Answer: Knowing when to tell children that Santa is not real is one of the most common problems parents have to face. Questions such as who (the parents, school, friends, etc.) should tell your child this fact or at what age they should be told can come up.
Deciding what to do can be tough, especially when adults are constantly pressured by the world to just "go along" with the Santa Claus myth and pretend he exists. Some have the additional problem of deciding how to convey to their children that the family, out of conscience, does not participate in Christmas.
This modern world has at its disposal an impressive array of techniques and methods in which to promote deception, especially among impressionable children. It can effectively promote how "real" Santa Claus is and how "good" it is to participate in the trappings of Christmas. The pressure to conform can come from the media, entertainment (movies, games, etc.), family, friends and church to name a few.
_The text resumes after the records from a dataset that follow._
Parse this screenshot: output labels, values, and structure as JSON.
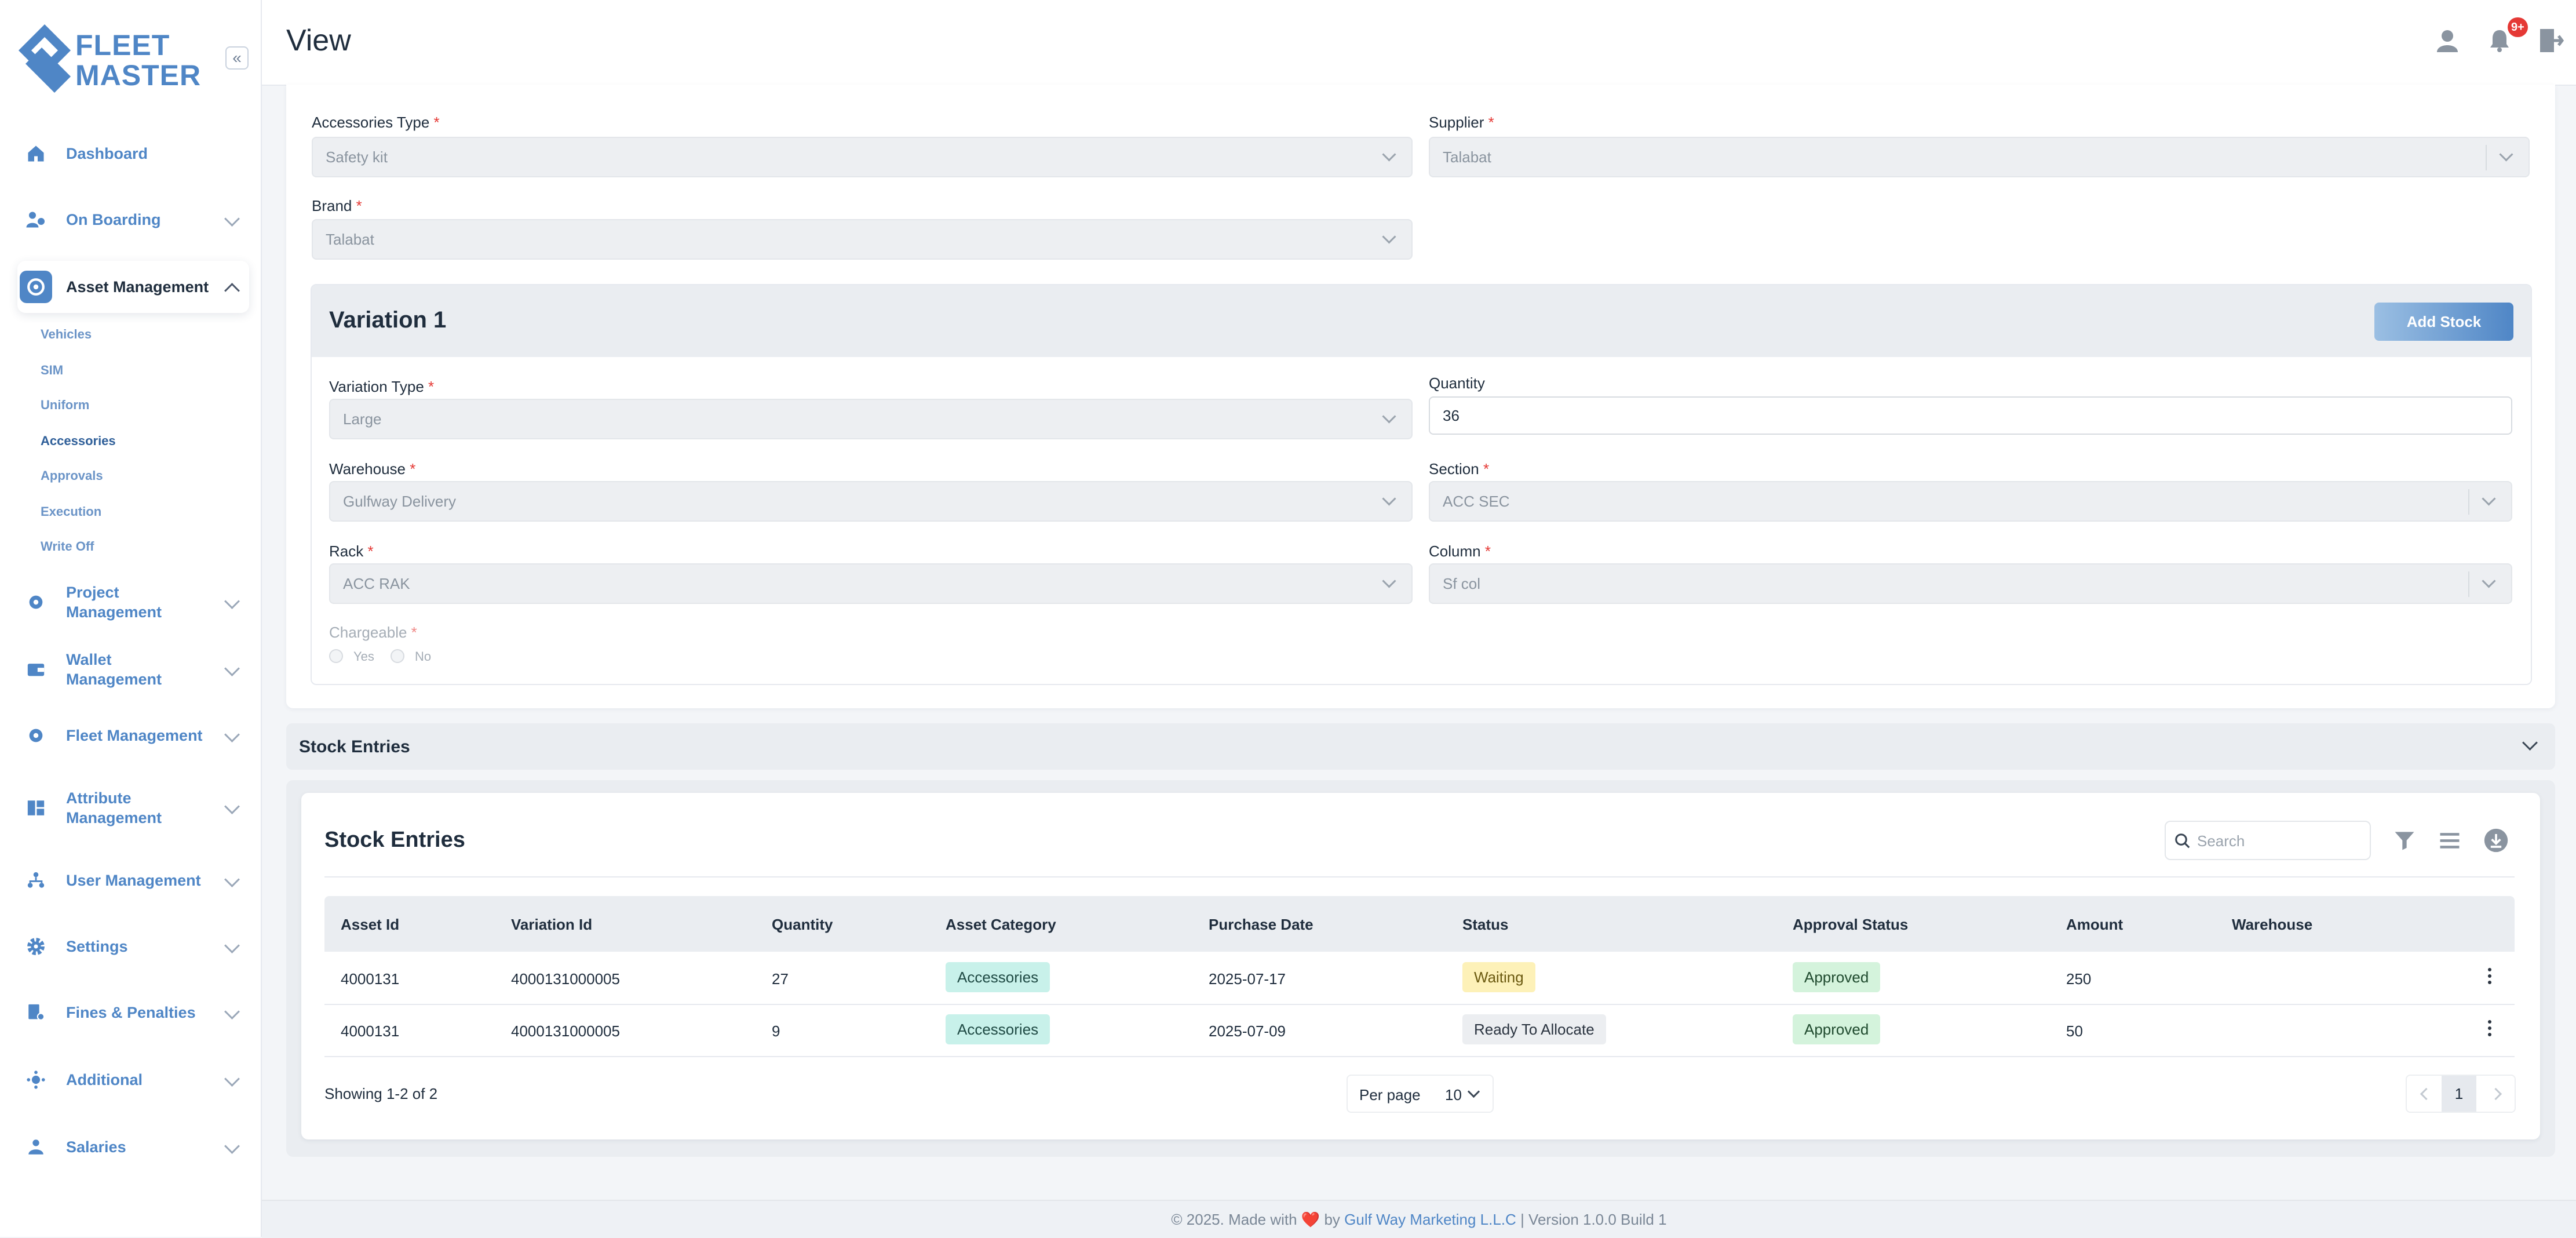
{
  "brand": {
    "line1": "FLEET",
    "line2": "MASTER",
    "accent": "#4f86c6"
  },
  "sidebar": {
    "collapse_icon": "«",
    "items": [
      {
        "label": "Dashboard",
        "icon": "home-icon"
      },
      {
        "label": "On Boarding",
        "icon": "onboarding-icon"
      },
      {
        "label": "Asset Management",
        "icon": "asset-icon"
      },
      {
        "label": "Project Management",
        "icon": "project-icon"
      },
      {
        "label": "Wallet Management",
        "icon": "wallet-icon"
      },
      {
        "label": "Fleet Management",
        "icon": "fleet-icon"
      },
      {
        "label": "Attribute Management",
        "icon": "attribute-icon"
      },
      {
        "label": "User Management",
        "icon": "users-icon"
      },
      {
        "label": "Settings",
        "icon": "gear-icon"
      },
      {
        "label": "Fines & Penalties",
        "icon": "fines-icon"
      },
      {
        "label": "Additional",
        "icon": "additional-icon"
      },
      {
        "label": "Salaries",
        "icon": "salaries-icon"
      }
    ],
    "asset_submenu": [
      "Vehicles",
      "SIM",
      "Uniform",
      "Accessories",
      "Approvals",
      "Execution",
      "Write Off"
    ]
  },
  "header": {
    "title": "View",
    "notification_badge": "9+"
  },
  "form": {
    "accessories_type": {
      "label": "Accessories Type",
      "required": "*",
      "value": "Safety kit"
    },
    "supplier": {
      "label": "Supplier",
      "required": "*",
      "value": "Talabat"
    },
    "brand": {
      "label": "Brand",
      "required": "*",
      "value": "Talabat"
    }
  },
  "variation": {
    "title": "Variation 1",
    "add_stock": "Add Stock",
    "variation_type": {
      "label": "Variation Type",
      "required": "*",
      "value": "Large"
    },
    "quantity": {
      "label": "Quantity",
      "value": "36"
    },
    "warehouse": {
      "label": "Warehouse",
      "required": "*",
      "value": "Gulfway Delivery"
    },
    "section": {
      "label": "Section",
      "required": "*",
      "value": "ACC SEC"
    },
    "rack": {
      "label": "Rack",
      "required": "*",
      "value": "ACC RAK"
    },
    "column": {
      "label": "Column",
      "required": "*",
      "value": "Sf col"
    },
    "chargeable": {
      "label": "Chargeable",
      "required": "*",
      "yes": "Yes",
      "no": "No"
    }
  },
  "stock_section": {
    "title": "Stock Entries"
  },
  "table": {
    "title": "Stock Entries",
    "search_placeholder": "Search",
    "columns": [
      "Asset Id",
      "Variation Id",
      "Quantity",
      "Asset Category",
      "Purchase Date",
      "Status",
      "Approval Status",
      "Amount",
      "Warehouse"
    ],
    "rows": [
      {
        "asset_id": "4000131",
        "variation_id": "4000131000005",
        "quantity": "27",
        "category": "Accessories",
        "purchase_date": "2025-07-17",
        "status": "Waiting",
        "approval": "Approved",
        "amount": "250",
        "warehouse": ""
      },
      {
        "asset_id": "4000131",
        "variation_id": "4000131000005",
        "quantity": "9",
        "category": "Accessories",
        "purchase_date": "2025-07-09",
        "status": "Ready To Allocate",
        "approval": "Approved",
        "amount": "50",
        "warehouse": ""
      }
    ],
    "showing": "Showing 1-2 of 2",
    "per_page_label": "Per page",
    "per_page_value": "10",
    "current_page": "1"
  },
  "footer": {
    "prefix": "© 2025. Made with",
    "heart": "❤️",
    "by": "by",
    "company": "Gulf Way Marketing L.L.C",
    "version": "| Version 1.0.0 Build 1"
  }
}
When my friend's child was young, he and his wife had to deal with the problem of when to inform their little ones about the existence of Santa Claus. They found that children learn more by example than by words.
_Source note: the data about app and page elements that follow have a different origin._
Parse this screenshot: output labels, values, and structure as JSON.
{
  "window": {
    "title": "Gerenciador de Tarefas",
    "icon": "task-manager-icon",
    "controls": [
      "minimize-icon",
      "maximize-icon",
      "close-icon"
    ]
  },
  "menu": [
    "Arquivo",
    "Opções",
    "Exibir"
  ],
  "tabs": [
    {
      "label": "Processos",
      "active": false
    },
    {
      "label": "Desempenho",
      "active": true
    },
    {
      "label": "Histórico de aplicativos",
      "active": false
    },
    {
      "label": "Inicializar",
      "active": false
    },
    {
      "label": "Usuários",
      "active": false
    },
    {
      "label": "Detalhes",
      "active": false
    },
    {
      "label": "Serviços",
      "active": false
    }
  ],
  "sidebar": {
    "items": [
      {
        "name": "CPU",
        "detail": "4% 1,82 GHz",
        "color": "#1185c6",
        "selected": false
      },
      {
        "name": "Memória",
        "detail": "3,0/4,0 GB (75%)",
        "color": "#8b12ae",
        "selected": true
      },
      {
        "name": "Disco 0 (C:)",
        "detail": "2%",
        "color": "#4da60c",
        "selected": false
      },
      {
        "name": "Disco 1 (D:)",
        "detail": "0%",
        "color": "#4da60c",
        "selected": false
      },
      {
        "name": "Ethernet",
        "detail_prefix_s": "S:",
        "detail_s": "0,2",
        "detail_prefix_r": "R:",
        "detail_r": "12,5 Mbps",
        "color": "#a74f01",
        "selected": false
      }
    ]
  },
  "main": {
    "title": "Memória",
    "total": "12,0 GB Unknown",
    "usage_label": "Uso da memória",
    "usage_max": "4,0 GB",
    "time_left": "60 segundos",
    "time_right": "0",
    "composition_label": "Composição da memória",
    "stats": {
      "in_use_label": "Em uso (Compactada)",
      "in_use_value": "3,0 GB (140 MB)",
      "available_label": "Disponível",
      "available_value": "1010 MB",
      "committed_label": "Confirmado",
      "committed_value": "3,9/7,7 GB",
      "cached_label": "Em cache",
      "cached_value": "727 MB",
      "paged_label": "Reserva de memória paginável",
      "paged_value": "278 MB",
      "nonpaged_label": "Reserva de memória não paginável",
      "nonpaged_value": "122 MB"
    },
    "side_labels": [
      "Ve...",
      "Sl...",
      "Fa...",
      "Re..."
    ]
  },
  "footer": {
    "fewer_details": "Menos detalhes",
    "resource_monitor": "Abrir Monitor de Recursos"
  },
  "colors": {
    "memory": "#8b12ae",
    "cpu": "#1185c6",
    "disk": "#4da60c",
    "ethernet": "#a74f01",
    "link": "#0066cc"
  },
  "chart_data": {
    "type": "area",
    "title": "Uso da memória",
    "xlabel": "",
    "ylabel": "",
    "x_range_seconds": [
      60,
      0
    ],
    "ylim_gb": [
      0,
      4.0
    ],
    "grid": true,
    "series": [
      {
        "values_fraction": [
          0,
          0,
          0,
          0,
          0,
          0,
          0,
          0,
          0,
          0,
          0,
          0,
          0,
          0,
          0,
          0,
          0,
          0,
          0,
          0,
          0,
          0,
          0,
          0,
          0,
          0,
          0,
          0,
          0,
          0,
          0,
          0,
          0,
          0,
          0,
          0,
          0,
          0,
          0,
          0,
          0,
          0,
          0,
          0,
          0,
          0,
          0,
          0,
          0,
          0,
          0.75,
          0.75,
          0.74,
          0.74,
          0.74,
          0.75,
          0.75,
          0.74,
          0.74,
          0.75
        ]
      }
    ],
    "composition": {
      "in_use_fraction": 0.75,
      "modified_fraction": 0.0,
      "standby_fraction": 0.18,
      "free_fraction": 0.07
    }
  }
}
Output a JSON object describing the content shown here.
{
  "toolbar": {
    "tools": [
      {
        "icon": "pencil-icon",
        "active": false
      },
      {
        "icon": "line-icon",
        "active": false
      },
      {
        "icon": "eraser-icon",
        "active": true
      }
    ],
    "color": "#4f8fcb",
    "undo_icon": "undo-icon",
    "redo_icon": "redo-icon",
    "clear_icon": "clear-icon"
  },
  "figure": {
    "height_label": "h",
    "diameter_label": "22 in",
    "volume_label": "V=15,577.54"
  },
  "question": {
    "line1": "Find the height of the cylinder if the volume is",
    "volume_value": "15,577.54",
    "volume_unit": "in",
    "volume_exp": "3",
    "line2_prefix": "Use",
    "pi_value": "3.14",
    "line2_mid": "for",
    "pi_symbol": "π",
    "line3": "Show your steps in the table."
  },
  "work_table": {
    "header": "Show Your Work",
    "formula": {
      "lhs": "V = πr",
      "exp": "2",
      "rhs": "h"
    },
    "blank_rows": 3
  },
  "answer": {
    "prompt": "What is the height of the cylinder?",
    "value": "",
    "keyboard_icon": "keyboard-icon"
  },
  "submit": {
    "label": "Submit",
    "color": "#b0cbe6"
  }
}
Years ago, while they walked in the shopping malls before Christmas, their family would invariably see several versions of Santa along the way. Since they did not celebrate Christmas, they would simply walk past anyone dressed as him without making any comments. One year a woman asked their five year old what Kris Kringle brought him for the holiday. He simply replied, "We don't keep Christmas."
If children are about five years old or less (e.g. before they start school) they will not understand explanations for not keeping Christmas, such as its obvious non-Christian origins that pre-date the birth of Jesus. They will not be able to grasp why Santa does not exist no matter how it is explained to them.
My advice for handling whether Satan is alive with children that are very young is, for now, to avoid bringing up the subject. If you do not keep Christmas out of conscience toward God, you would do well to keep up the practice.
For children who are of school age, the problem of trying to explain why a made up person like Santa really does not exist is not as hard as it once was.
Kids are growing up today in a world that is profoundly different from what it was even in the late 20th century. Children as young as three are learning to use a computer or a smartphone in order to take advantage of their teaching ability. They can learn the truth about Santa from a variety of sources.
What does all this mean concerning telling your kids the truth about Santa instead of lying to them (which you do not want them to do to you)? Children, even at an early age, are exposed to a whole host of characters that look, speak and act just like humans but are creations of someone's imagination.
Whether in Internet games, educational software used in schools, cartoons, movies, even in story or coloring books, kids of school age are usually very familiar with interacting with countless fictional (pretend) people.
Explain to your children that just like their favorite Disney character (Cinderella, Tinkerbell, etc.), or cartoon character, or the people in their favorite electronic game, Santa is not real. Tell them he is a make-believe individual created by some humans for the enjoyment of others like themselves. Assure them that seeing someone dressed up like him in a store does not mean he is literally alive.